On the television crime drama "FBI," Special Agent Jubal Valentine brusquely orders an underling to run a photograph through facial recognition to identify a suspect. Boom! After a rocket-speed search, the computer spits out a name and address. Field agents get to work, and in no time, the bad guy is under arrest.
I'm here to tell you it is not that easy and it's not that accurate.
Facial recognition programs are notoriously error-prone, often misidentifying an innocent person as potentially guilty. At the same time, these programs have proven to be wildly successful in catching criminals, both minor offenders and more violent ones, like child rapists.
Like most controversies these days, there is a wide chasm of opinion. Facial recognition is either a great gizmo in law enforcement's tool belt or another means to perpetuate racial inequity in the name of public safety.
Here are some facts.
A recent federal study of 189 different facial recognition algorithms confirmed previous research showing facial recognition systems come to shockingly wrong identifications when searches involve people of color (especially women of color), the very young and the elderly. Native Americans had the highest rate of misidentification. Asian and African Americans faces were up to 100 times more likely to be incorrectly identified when compared to searches for white male suspects. Pacific Islanders are also often misidentified.
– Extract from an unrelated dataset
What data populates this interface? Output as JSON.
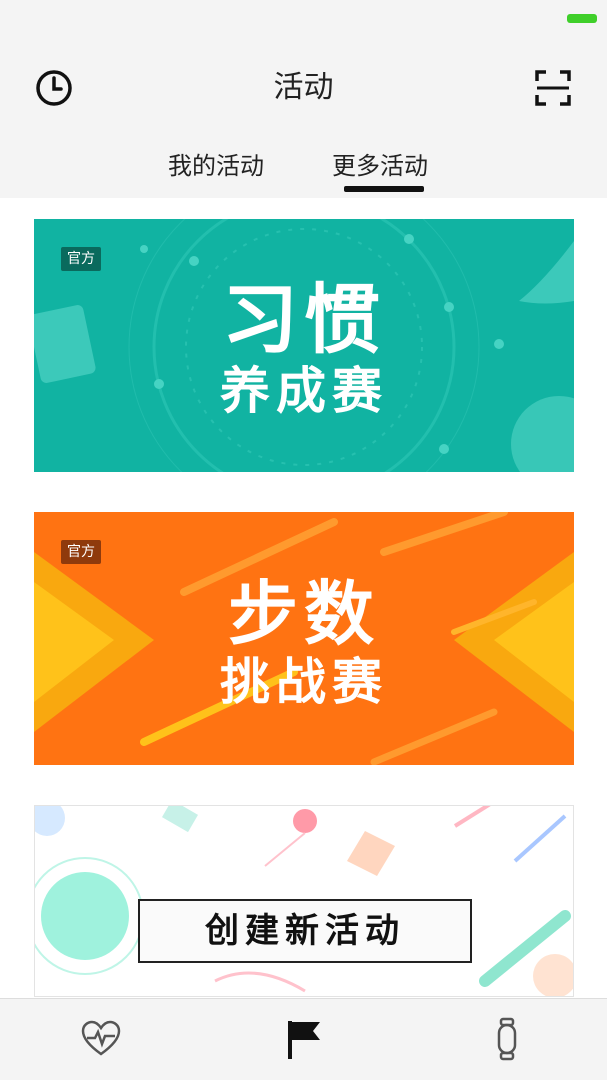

Case in point: Last January, Robert Williams, a gainfully employed, married father in Michigan, was shocked when he was handcuffed on his front lawn by Detroit Police. Surveillance video showing a heavyset Black man shoplifting expensive watches had been run through a facial recognition program, and Williams' face came up a match. Williams had no police record and repeatedly proclaimed innocence. If the arresting officers had asked, he could have proven he was at work that day. Instead, the humiliated Williams was arraigned on charges of first-degree theft and held for 30 hours. Ultimately, the charges were dropped, but at last report, his record has still not been expunged.
One big complaint is that police are not required to reveal that they zeroed in on a suspect via a facial recognition program. As senior public defender Aimee Wyant in Pinellas County, Florida, put it, "Once the cops find a suspect, they're like a dog with a bone: That's their suspect. So, we've got to figure out where they got that name to start."
Its reported that 1 in 4 U.S. law enforcement departments have used facial recognition in the search for suspects, but there are no definitive statistics kept on the percentage of error. We know minorities and women are prone to misidentification, but just how frequently does that happen?
The FBI, for example, runs more than 4,000 checks per month using a nationwide hodgepodge of photographs of nearly 120 million Americans. These photos come from state's driver's licenses, mug shots, juvenile records and other databases. Cooperating states, in turn, get access to the FBI's system.
Since half of all American adults are in the FBI system, chances are high that your photo is in that database. Could you become another Robert Williams?
There is little oversight of the nation's facial recognition systems, even though more and more organizations are using it — from surveillance at airports and border crossings to corporate and community security. Its use is more widespread than you can imagine.
A couple of years ago, the American Civil Liberties Union ran a test on Amazon's Rekognition facial recognition program. Photos of every member of the U.S. Congress were scanned for possible matches with a vast array of mugshots. Astonishingly, 28 members were falsely identified as matching someone in the database.
Still, cop shops across the country can list all sorts of closed cases that began with a trip through facial recognition software. Convictions have been secured for child sex abuse, property crimes, credit card fraud, burglaries, robberies and car theft. Suspects have been identified in cold case shootings and incidents of road rage.
Good detectives know that a facial recognition photo match is only the beginning. Further investigation of alibis, witness statements and forensic evidence analysis is always required before arrest. Has that always happened in the past? No. Do cops learn from their mistakes? Let's hope so.
To find out more about Diane Dimond, visit her website at www.dianedimond.com. Her latest book, "Thinking Outside the Crime and Justice Box," is available on Amazon.com. To read features by other Creators Syndicate writers and cartoonists, visit the Creators Syndicate webpage at www.creators.com.
Photo credit: Tumisu at Pixabay